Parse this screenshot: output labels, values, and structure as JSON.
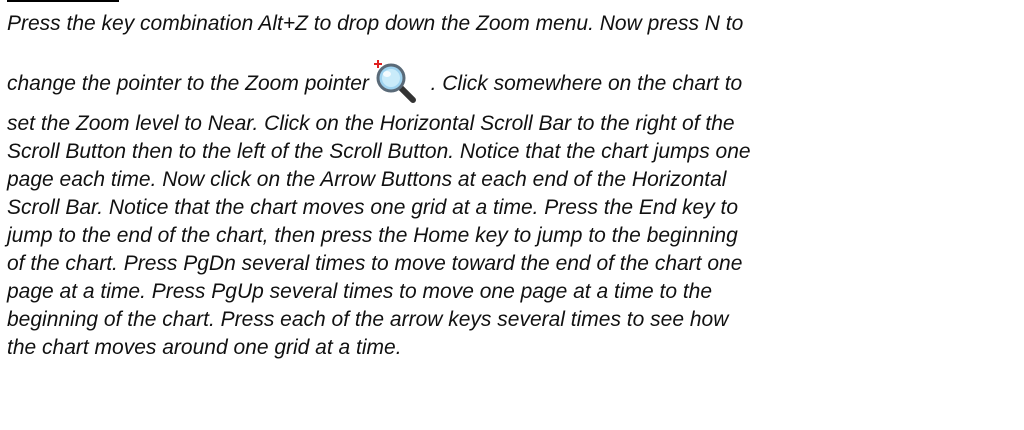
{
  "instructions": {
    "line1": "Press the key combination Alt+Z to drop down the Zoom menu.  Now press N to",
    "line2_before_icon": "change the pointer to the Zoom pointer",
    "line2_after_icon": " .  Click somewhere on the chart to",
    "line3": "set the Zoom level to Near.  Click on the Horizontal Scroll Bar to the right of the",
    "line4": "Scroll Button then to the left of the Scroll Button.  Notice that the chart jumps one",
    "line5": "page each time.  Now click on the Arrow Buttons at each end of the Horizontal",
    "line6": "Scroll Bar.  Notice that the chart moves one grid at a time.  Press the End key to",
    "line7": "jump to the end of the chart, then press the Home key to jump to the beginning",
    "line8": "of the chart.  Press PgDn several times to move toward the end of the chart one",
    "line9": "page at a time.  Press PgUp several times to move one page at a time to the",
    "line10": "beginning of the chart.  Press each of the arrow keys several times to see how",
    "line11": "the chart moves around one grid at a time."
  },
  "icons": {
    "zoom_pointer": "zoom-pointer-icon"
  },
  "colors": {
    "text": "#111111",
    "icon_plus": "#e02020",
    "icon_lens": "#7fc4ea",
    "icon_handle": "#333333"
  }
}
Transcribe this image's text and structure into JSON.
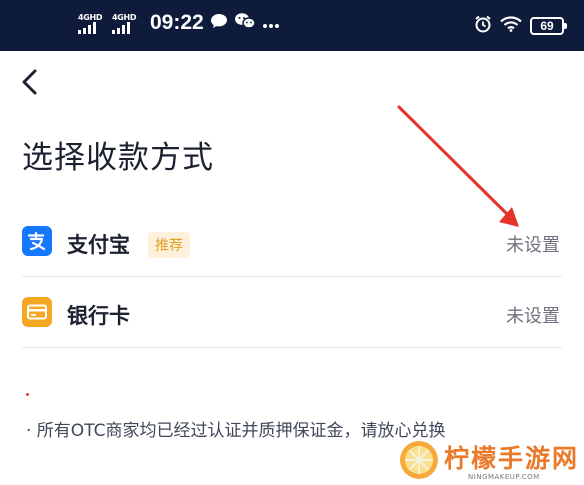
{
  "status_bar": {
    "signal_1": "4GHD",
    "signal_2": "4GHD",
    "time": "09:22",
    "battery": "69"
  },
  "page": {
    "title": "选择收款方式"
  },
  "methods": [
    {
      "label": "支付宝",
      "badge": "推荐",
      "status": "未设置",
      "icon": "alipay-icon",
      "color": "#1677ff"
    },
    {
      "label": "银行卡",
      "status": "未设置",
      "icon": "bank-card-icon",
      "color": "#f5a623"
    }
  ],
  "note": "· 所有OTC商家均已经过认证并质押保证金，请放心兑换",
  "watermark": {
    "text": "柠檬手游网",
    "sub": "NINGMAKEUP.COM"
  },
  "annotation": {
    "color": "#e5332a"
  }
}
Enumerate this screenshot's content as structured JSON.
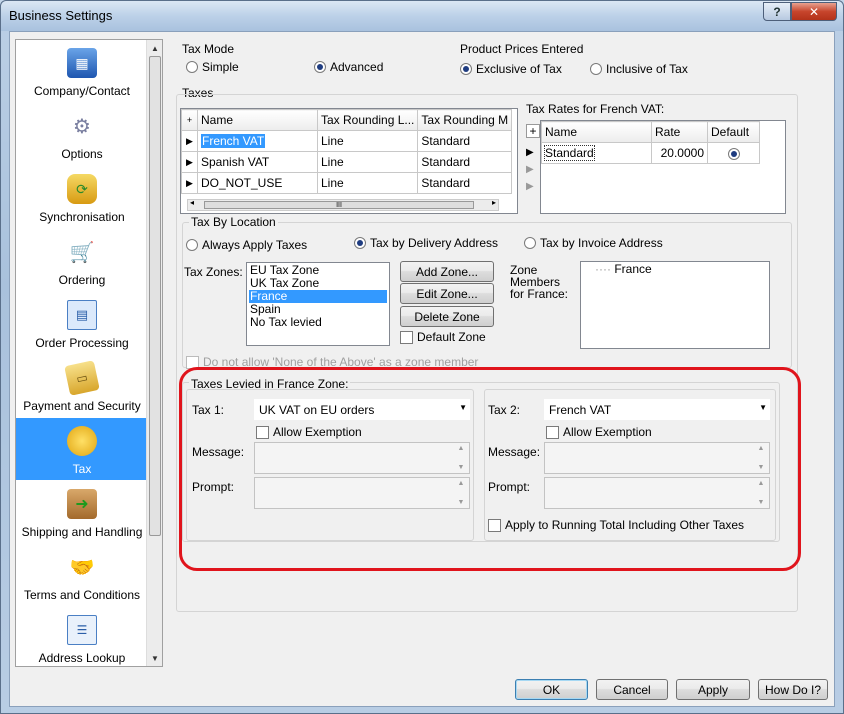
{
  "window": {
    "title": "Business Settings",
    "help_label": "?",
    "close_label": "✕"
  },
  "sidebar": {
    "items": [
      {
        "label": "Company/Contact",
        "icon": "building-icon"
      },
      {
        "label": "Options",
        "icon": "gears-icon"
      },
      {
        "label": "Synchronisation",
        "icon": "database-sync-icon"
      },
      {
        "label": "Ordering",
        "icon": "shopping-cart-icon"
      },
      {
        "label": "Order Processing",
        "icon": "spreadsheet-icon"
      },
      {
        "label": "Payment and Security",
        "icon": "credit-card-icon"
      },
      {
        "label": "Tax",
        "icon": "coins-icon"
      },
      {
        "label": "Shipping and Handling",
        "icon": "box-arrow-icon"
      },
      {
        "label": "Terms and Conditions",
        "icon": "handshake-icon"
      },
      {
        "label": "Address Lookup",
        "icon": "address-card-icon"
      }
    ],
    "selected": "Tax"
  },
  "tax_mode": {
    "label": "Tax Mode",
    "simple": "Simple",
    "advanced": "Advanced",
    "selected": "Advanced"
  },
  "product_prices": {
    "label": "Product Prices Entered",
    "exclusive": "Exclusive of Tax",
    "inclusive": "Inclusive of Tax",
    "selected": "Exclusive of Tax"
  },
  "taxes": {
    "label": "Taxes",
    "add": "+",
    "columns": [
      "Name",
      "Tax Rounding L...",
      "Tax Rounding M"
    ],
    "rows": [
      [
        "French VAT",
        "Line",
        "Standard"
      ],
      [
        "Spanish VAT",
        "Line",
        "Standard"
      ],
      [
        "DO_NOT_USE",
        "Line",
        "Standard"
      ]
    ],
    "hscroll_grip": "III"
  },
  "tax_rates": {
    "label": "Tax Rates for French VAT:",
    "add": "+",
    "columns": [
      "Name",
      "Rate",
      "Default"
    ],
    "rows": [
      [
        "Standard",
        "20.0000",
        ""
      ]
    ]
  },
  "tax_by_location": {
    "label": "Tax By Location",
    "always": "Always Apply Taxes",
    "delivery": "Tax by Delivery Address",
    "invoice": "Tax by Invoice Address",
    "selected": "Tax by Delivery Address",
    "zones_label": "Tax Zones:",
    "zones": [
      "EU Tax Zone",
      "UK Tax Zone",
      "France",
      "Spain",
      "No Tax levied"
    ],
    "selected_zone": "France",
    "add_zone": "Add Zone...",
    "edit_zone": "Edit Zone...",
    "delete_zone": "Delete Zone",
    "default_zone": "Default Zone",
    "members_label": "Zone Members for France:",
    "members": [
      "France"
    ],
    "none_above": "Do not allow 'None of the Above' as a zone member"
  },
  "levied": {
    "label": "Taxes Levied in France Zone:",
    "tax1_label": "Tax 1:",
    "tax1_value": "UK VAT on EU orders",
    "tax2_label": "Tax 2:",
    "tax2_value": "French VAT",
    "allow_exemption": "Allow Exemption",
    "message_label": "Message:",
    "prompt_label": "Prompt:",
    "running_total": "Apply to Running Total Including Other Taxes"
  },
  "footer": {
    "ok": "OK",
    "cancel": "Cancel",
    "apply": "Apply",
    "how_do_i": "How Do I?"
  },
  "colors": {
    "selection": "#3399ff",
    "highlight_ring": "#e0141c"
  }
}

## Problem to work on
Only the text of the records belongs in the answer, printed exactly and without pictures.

## Answer to this task
Parse this screenshot: output labels, values, and structure as JSON.
{
  "instructions": {
    "line1": "Press the key combination Alt+Z to drop down the Zoom menu.  Now press N to",
    "line2_before_icon": "change the pointer to the Zoom pointer",
    "line2_after_icon": " .  Click somewhere on the chart to",
    "line3": "set the Zoom level to Near.  Click on the Horizontal Scroll Bar to the right of the",
    "line4": "Scroll Button then to the left of the Scroll Button.  Notice that the chart jumps one",
    "line5": "page each time.  Now click on the Arrow Buttons at each end of the Horizontal",
    "line6": "Scroll Bar.  Notice that the chart moves one grid at a time.  Press the End key to",
    "line7": "jump to the end of the chart, then press the Home key to jump to the beginning",
    "line8": "of the chart.  Press PgDn several times to move toward the end of the chart one",
    "line9": "page at a time.  Press PgUp several times to move one page at a time to the",
    "line10": "beginning of the chart.  Press each of the arrow keys several times to see how",
    "line11": "the chart moves around one grid at a time."
  },
  "icons": {
    "zoom_pointer": "zoom-pointer-icon"
  },
  "colors": {
    "text": "#111111",
    "icon_plus": "#e02020",
    "icon_lens": "#7fc4ea",
    "icon_handle": "#333333"
  }
}
Transcribe this image's text and structure into JSON.
{
  "status_bar": {
    "signal_1": "4GHD",
    "signal_2": "4GHD",
    "time": "09:22",
    "battery": "69"
  },
  "page": {
    "title": "选择收款方式"
  },
  "methods": [
    {
      "label": "支付宝",
      "badge": "推荐",
      "status": "未设置",
      "icon": "alipay-icon",
      "color": "#1677ff"
    },
    {
      "label": "银行卡",
      "status": "未设置",
      "icon": "bank-card-icon",
      "color": "#f5a623"
    }
  ],
  "note": "· 所有OTC商家均已经过认证并质押保证金，请放心兑换",
  "watermark": {
    "text": "柠檬手游网",
    "sub": "NINGMAKEUP.COM"
  },
  "annotation": {
    "color": "#e5332a"
  }
}
Enumerate this screenshot's content as structured JSON.
{
  "window": {
    "title": "Business Settings",
    "help_label": "?",
    "close_label": "✕"
  },
  "sidebar": {
    "items": [
      {
        "label": "Company/Contact",
        "icon": "building-icon"
      },
      {
        "label": "Options",
        "icon": "gears-icon"
      },
      {
        "label": "Synchronisation",
        "icon": "database-sync-icon"
      },
      {
        "label": "Ordering",
        "icon": "shopping-cart-icon"
      },
      {
        "label": "Order Processing",
        "icon": "spreadsheet-icon"
      },
      {
        "label": "Payment and Security",
        "icon": "credit-card-icon"
      },
      {
        "label": "Tax",
        "icon": "coins-icon"
      },
      {
        "label": "Shipping and Handling",
        "icon": "box-arrow-icon"
      },
      {
        "label": "Terms and Conditions",
        "icon": "handshake-icon"
      },
      {
        "label": "Address Lookup",
        "icon": "address-card-icon"
      }
    ],
    "selected": "Tax"
  },
  "tax_mode": {
    "label": "Tax Mode",
    "simple": "Simple",
    "advanced": "Advanced",
    "selected": "Advanced"
  },
  "product_prices": {
    "label": "Product Prices Entered",
    "exclusive": "Exclusive of Tax",
    "inclusive": "Inclusive of Tax",
    "selected": "Exclusive of Tax"
  },
  "taxes": {
    "label": "Taxes",
    "add": "+",
    "columns": [
      "Name",
      "Tax Rounding L...",
      "Tax Rounding M"
    ],
    "rows": [
      [
        "French VAT",
        "Line",
        "Standard"
      ],
      [
        "Spanish VAT",
        "Line",
        "Standard"
      ],
      [
        "DO_NOT_USE",
        "Line",
        "Standard"
      ]
    ],
    "hscroll_grip": "III"
  },
  "tax_rates": {
    "label": "Tax Rates for French VAT:",
    "add": "+",
    "columns": [
      "Name",
      "Rate",
      "Default"
    ],
    "rows": [
      [
        "Standard",
        "20.0000",
        ""
      ]
    ]
  },
  "tax_by_location": {
    "label": "Tax By Location",
    "always": "Always Apply Taxes",
    "delivery": "Tax by Delivery Address",
    "invoice": "Tax by Invoice Address",
    "selected": "Tax by Delivery Address",
    "zones_label": "Tax Zones:",
    "zones": [
      "EU Tax Zone",
      "UK Tax Zone",
      "France",
      "Spain",
      "No Tax levied"
    ],
    "selected_zone": "France",
    "add_zone": "Add Zone...",
    "edit_zone": "Edit Zone...",
    "delete_zone": "Delete Zone",
    "default_zone": "Default Zone",
    "members_label": "Zone Members for France:",
    "members": [
      "France"
    ],
    "none_above": "Do not allow 'None of the Above' as a zone member"
  },
  "levied": {
    "label": "Taxes Levied in France Zone:",
    "tax1_label": "Tax 1:",
    "tax1_value": "UK VAT on EU orders",
    "tax2_label": "Tax 2:",
    "tax2_value": "French VAT",
    "allow_exemption": "Allow Exemption",
    "message_label": "Message:",
    "prompt_label": "Prompt:",
    "running_total": "Apply to Running Total Including Other Taxes"
  },
  "footer": {
    "ok": "OK",
    "cancel": "Cancel",
    "apply": "Apply",
    "how_do_i": "How Do I?"
  },
  "colors": {
    "selection": "#3399ff",
    "highlight_ring": "#e0141c"
  }
}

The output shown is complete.